(App and web page records)
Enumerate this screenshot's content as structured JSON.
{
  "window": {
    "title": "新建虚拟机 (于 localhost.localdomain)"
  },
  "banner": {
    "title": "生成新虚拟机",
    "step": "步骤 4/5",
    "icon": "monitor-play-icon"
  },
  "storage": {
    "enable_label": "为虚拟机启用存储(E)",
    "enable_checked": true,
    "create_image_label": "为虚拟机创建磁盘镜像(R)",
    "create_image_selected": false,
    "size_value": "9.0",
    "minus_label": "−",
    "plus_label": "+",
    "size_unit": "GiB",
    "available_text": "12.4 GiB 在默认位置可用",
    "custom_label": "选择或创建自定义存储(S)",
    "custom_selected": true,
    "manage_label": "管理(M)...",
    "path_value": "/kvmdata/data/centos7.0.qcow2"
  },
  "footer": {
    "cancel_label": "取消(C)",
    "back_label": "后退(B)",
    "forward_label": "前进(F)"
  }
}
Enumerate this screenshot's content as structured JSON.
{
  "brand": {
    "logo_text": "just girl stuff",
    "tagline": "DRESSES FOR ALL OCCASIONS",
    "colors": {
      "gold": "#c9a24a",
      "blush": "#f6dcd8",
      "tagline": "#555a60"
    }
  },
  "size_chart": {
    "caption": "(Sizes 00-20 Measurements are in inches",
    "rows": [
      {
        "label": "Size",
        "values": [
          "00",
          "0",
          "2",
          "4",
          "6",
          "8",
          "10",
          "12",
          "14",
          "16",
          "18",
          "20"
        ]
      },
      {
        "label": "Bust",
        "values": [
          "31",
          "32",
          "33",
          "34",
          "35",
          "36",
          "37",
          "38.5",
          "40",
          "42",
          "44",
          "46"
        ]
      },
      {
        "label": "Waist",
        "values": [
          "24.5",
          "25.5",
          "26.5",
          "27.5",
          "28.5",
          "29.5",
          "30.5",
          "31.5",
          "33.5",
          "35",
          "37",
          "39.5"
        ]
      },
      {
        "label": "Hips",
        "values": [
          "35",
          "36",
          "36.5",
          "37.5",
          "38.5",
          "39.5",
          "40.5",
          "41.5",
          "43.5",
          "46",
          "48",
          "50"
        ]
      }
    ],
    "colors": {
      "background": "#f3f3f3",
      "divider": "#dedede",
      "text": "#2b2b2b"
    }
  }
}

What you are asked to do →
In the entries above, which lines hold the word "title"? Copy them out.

Task response →
    "title": "新建虚拟机 (于 localhost.localdomain)"
    "title": "生成新虚拟机",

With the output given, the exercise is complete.